**ASSIGNED TASK**
Each entry below is to be copied out exactly and in full.

**RECORDS PROVIDED**
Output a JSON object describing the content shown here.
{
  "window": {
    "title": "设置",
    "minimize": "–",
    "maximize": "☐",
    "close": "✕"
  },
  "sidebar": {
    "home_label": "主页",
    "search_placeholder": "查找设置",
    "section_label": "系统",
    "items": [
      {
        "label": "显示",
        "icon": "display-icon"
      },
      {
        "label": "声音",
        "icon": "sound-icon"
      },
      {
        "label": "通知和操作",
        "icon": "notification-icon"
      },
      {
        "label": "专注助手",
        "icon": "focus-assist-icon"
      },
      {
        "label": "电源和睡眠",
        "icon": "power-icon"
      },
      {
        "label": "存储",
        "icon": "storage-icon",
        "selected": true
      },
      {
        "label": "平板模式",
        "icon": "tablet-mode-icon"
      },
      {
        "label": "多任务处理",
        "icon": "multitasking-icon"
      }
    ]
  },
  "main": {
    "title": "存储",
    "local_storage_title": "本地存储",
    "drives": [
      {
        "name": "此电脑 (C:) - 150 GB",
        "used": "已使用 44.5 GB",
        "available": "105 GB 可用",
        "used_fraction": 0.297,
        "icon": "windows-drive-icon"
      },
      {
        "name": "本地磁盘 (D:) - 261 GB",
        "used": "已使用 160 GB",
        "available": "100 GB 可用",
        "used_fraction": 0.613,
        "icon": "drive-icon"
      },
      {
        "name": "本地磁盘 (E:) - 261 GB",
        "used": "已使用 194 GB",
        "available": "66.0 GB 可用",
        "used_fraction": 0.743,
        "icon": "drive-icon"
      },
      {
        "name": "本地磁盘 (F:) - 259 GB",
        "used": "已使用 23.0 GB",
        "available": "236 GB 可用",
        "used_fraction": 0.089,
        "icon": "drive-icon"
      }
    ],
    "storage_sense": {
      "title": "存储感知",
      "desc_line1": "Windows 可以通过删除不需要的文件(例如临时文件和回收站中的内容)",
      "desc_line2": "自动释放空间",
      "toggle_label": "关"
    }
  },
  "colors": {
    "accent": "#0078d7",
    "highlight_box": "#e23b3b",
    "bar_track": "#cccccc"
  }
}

**YOUR RESPONSE**
Output a JSON object describing the content shown here.
{
  "window": {
    "title": "设置",
    "minimize": "–",
    "maximize": "☐",
    "close": "✕"
  },
  "sidebar": {
    "home_label": "主页",
    "search_placeholder": "查找设置",
    "section_label": "系统",
    "items": [
      {
        "label": "显示",
        "icon": "display-icon"
      },
      {
        "label": "声音",
        "icon": "sound-icon"
      },
      {
        "label": "通知和操作",
        "icon": "notification-icon"
      },
      {
        "label": "专注助手",
        "icon": "focus-assist-icon"
      },
      {
        "label": "电源和睡眠",
        "icon": "power-icon"
      },
      {
        "label": "存储",
        "icon": "storage-icon",
        "selected": true
      },
      {
        "label": "平板模式",
        "icon": "tablet-mode-icon"
      },
      {
        "label": "多任务处理",
        "icon": "multitasking-icon"
      }
    ]
  },
  "main": {
    "title": "存储",
    "local_storage_title": "本地存储",
    "drives": [
      {
        "name": "此电脑 (C:) - 150 GB",
        "used": "已使用 44.5 GB",
        "available": "105 GB 可用",
        "used_fraction": 0.297,
        "icon": "windows-drive-icon"
      },
      {
        "name": "本地磁盘 (D:) - 261 GB",
        "used": "已使用 160 GB",
        "available": "100 GB 可用",
        "used_fraction": 0.613,
        "icon": "drive-icon"
      },
      {
        "name": "本地磁盘 (E:) - 261 GB",
        "used": "已使用 194 GB",
        "available": "66.0 GB 可用",
        "used_fraction": 0.743,
        "icon": "drive-icon"
      },
      {
        "name": "本地磁盘 (F:) - 259 GB",
        "used": "已使用 23.0 GB",
        "available": "236 GB 可用",
        "used_fraction": 0.089,
        "icon": "drive-icon"
      }
    ],
    "storage_sense": {
      "title": "存储感知",
      "desc_line1": "Windows 可以通过删除不需要的文件(例如临时文件和回收站中的内容)",
      "desc_line2": "自动释放空间",
      "toggle_label": "关"
    }
  },
  "colors": {
    "accent": "#0078d7",
    "highlight_box": "#e23b3b",
    "bar_track": "#cccccc"
  }
}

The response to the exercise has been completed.